Report all lines of the data below that hold the word "this".

■ Data to use
[Start of Attachment]
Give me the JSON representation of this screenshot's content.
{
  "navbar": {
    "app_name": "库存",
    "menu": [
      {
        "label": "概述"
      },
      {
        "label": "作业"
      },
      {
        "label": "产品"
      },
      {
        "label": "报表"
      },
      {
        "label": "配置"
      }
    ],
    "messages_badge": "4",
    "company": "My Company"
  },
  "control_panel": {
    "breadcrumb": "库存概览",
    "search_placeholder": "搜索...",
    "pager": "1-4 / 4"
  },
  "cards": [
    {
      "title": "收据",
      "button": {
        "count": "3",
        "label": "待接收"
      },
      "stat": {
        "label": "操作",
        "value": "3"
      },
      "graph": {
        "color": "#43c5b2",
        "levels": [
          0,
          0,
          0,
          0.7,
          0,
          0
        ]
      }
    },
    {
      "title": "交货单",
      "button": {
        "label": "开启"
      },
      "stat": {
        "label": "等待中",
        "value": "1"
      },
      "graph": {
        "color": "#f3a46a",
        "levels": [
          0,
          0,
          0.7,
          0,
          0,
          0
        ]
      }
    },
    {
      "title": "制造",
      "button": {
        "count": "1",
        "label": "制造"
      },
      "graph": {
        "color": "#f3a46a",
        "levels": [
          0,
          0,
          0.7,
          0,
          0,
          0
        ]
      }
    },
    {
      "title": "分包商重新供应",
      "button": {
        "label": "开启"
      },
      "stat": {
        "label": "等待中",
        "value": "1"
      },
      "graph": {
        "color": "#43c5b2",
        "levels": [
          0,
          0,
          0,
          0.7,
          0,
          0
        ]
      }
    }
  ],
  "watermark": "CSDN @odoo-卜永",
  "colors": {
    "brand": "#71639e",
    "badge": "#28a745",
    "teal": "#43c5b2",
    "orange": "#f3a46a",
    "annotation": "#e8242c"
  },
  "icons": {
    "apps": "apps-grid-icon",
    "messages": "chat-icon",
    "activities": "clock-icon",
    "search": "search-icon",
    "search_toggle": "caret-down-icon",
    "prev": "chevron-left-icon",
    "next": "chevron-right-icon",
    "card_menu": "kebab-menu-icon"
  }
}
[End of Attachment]
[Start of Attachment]
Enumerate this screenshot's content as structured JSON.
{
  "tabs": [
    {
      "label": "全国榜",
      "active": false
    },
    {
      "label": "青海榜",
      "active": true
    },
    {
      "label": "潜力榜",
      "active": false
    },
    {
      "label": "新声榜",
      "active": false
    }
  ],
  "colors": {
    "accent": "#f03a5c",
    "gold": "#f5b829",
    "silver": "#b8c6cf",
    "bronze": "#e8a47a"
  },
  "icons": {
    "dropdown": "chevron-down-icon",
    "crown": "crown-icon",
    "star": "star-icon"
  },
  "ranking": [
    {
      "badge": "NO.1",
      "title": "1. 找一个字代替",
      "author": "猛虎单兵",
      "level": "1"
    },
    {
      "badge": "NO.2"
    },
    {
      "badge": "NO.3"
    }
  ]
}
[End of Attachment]
■ Solution below
Give me the JSON representation of this screenshot's content.
Enumerate this screenshot's content as structured JSON.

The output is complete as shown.